Now, as people who know me at all or read my journal in the slightest will know, in my early twenties I discovered that the reason I was a little different to others was most likely because I was some way along the autistic spectrum away from 'normal'. Before then, and especially since then, I've gone through large periods of self-doubt around my ability to interact with people. I'm slowly learning to overcome that; that I am actually a reasonable person to interact with and generally likeable (despite what the voices in my head keep telling me. No, scratch that I don't have voices, I have doubts. Whatever.)
I think back to interactions with other people in my past and realise that the thoughts I had at the time, things like "they're just young and immature" and the like. I had doubted and discounted these thoughts as invalid (due to the fact they seemed so damn sure of themselves combined with my position on the autistic spectrum). Yet they keep turning out to be subsequently validated independently and sometimes even by the very people themselves.
I so often lead a life of humility, very much aware of my own shortcomings - yet other people do not seem to have even this amount of awareness about themselves until later, if at all. Possibly this is a blessing in disguise for me, as I have been forced into acute self-awareness by my very differences from the rest of society. What annoys me is that once again I was right, yet I did not have the courage to believe that.

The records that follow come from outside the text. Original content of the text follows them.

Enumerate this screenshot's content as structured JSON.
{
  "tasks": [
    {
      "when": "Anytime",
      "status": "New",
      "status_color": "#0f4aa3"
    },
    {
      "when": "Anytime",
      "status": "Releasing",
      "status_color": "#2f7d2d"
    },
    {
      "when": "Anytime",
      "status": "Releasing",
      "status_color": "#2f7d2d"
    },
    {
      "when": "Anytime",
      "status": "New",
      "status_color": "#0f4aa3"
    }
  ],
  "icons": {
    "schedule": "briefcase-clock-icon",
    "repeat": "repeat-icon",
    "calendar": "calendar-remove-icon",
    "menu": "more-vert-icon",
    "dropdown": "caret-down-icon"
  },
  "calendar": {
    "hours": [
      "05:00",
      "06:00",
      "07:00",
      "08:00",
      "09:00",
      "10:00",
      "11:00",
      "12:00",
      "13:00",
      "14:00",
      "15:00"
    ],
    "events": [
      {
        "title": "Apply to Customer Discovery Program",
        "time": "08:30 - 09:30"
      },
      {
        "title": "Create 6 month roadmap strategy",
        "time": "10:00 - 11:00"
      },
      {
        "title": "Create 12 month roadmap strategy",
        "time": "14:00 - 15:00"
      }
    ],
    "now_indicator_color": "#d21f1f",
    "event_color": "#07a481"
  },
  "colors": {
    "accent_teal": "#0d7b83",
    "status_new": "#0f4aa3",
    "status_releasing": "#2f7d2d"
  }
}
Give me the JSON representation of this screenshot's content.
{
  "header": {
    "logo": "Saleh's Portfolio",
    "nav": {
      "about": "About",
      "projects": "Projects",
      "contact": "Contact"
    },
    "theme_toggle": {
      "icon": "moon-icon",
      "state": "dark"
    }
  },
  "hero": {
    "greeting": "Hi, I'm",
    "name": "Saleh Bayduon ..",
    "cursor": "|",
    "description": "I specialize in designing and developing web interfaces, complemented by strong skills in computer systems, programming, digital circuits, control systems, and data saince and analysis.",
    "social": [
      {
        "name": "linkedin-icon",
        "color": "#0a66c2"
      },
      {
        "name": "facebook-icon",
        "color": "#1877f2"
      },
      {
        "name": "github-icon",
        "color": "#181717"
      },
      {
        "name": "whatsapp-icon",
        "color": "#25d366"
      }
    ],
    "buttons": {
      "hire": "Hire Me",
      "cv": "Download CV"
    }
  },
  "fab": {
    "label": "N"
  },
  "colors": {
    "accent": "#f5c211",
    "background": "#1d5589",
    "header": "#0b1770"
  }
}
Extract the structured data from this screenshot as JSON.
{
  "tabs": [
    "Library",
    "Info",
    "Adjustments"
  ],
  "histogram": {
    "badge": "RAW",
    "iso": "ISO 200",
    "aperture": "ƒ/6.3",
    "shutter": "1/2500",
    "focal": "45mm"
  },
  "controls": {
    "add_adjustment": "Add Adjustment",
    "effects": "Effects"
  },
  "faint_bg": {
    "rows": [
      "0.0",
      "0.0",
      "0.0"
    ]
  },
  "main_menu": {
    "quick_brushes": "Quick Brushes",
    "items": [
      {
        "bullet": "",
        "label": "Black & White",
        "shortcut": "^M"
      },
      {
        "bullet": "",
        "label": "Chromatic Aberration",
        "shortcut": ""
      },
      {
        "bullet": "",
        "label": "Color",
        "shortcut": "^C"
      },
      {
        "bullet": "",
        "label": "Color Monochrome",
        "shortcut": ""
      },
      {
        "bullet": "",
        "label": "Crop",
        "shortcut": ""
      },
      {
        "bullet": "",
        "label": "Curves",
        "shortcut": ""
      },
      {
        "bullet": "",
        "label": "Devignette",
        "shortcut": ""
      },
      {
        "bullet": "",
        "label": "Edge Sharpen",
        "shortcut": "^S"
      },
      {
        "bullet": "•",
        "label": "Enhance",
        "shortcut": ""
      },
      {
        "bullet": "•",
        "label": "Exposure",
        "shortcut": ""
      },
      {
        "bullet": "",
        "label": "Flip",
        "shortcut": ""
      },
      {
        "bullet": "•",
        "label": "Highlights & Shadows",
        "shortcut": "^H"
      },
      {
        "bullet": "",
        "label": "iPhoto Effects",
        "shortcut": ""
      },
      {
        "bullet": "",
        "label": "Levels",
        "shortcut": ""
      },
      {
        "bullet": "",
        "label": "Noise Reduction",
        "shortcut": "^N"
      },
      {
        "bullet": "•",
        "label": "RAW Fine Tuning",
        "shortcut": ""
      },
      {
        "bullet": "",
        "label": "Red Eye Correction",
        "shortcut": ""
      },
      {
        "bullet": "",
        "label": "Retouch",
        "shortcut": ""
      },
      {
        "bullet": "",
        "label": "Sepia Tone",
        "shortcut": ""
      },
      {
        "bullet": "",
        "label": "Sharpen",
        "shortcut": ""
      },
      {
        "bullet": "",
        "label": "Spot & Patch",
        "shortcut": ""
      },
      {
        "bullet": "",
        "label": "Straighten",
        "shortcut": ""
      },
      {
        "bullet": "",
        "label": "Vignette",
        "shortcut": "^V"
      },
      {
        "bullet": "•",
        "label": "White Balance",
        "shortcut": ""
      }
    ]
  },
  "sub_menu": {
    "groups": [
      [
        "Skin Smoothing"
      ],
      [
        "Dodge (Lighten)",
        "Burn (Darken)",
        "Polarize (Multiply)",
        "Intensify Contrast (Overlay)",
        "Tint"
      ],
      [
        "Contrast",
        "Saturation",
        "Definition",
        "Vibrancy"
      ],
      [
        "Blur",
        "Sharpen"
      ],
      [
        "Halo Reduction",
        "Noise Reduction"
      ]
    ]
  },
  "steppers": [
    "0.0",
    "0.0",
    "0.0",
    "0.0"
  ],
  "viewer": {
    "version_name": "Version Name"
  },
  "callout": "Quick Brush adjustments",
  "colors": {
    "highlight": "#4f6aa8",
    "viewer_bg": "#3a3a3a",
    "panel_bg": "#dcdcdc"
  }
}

I will not let this turn me into an arrogant twat, as that is what I despise most in others. However I will have a little more courage in my convictions and be less easily swayed by others' opinions. Some might say I'm already quite stubborn about some things, but these things are practical things with little overall impact where the cost of being wrong is not that great. After all, if you don't make mistakes how do you learn?
What gets me with most people is that most prominently they cannot even comprehend that they cannot know their mind in the future. This scares me a lot, actually. If you can't comprehend that you cannot know your mind in the future, how can you make life-altering decisions like whether to be sterilised, or whether to get married, or whether to have children? Yes, there is no certainty to any of it, but if you are so unaware of yourself that you cannot accept that you cannot know your mind in the future, then I guess you will make decisions that turn out to be wrong for you. I guess this is how mistakes are made.. *shrug*.
The trouble with this realisation is it makes me a fence-sitter. I have trouble committing, knowing that I cannot know my own mind in the future. Some might say I have too damn much perspective, myself included.